Advertisements

2010.46 | 2D Barcodes are for Everybody Now

Seems like 2D Barcodes are picking up steam – at least from the perspective of the media.  Though these codes have been around for some time – originally used for labelling electronic components, they are finally making their way a little deeper into the mainstream.   2D has been discussed on this blog many times over the past 2 years.

Smartphones have made this possible with better faster hardware and software that allows users to scan codes very quickly – making the use of these codes far more practical than in the past. The value of 2D codes are their ability to provide a very simple bridge between mobile and touchpoints (point of sale, atm, payment terminals). While it’s possible to interface via NFC, bluetooth or wifi, all of the other options require setup, passwords or some other hardware. With 2D barcodes – there’s an app for that, and it’s basically point and shoot.

Some interesting uses of 2D barcodes in retail:

Ticketing – Expect to see more of this as consumers become more comfortable.  It already works for airlines, and given the demographic visiting movie theatres, who are more comfortable with mobile technology will move to this ticketing option in the future with movie theatres (Full Disclosure – NCR is my employer and owns Mobiqa) and concert venues leading the way.

Coupons – Coupons are common in today’s value consious consumer.  There are a number of initiatives taking place that use 2d barcodes.

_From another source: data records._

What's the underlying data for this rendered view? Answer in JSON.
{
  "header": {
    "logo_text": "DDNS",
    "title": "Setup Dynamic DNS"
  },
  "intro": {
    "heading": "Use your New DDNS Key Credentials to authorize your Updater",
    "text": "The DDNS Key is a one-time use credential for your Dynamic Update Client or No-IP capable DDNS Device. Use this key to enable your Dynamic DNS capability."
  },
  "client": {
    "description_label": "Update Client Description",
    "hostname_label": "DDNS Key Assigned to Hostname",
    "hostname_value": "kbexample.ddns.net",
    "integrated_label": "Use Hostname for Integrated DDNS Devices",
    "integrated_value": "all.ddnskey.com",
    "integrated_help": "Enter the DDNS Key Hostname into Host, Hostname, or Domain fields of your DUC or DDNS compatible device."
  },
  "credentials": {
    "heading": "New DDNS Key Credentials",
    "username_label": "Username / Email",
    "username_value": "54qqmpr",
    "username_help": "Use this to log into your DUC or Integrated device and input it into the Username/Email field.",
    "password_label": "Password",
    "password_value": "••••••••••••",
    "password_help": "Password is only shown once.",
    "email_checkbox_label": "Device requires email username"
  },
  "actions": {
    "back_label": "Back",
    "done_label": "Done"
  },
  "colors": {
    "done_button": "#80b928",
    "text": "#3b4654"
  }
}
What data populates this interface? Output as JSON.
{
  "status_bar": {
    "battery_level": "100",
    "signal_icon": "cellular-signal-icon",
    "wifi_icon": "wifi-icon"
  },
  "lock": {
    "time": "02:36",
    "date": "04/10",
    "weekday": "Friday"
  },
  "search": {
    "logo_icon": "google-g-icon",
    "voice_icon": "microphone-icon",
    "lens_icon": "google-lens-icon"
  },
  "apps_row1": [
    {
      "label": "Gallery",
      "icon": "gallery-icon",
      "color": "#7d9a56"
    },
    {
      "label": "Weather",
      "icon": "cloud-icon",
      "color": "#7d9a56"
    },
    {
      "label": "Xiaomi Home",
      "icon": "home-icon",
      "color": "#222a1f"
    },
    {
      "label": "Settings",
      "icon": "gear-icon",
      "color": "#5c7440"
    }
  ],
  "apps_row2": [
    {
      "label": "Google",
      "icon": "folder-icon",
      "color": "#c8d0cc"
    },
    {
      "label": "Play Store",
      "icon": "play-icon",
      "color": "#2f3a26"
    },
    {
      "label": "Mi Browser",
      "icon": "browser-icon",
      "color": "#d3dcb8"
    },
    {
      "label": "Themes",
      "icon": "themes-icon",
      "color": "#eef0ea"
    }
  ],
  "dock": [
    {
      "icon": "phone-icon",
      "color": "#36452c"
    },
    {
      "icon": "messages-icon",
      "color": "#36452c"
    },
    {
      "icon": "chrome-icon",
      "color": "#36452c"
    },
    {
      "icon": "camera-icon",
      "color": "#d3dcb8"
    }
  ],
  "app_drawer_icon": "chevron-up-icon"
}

Payment – Starbucks has been connecting a client’s stored value card to a 2D barcode that can be read at the POS for some time.  That’s old hat, though still uncommon.  A newer twist on this is a company called Cimbal, who are attempting to enable the mobile wallet via 2D barcodes.  This system shows a 2D barcode on the screen of the pinpad to be scanned by a mobile phone and then payments are directed.  This is a very interesting angle to avoiding a new device at the point of sale.

Informational – Scanning 2d barcodes from store shelves or posters is increasingly simple with all of these applications and can take the load off store staff for information.  Customers can scan a code from a poster or from a shelf edge to watch a video or a sales pitch of any media that vendors may want to provide to retailers.



Again, 2D barcodes are not new, nor is scanning a barcode to pull information.  It is the new comfort level with mobile technology that is pulling this technology to the fore.

%d bloggers like this: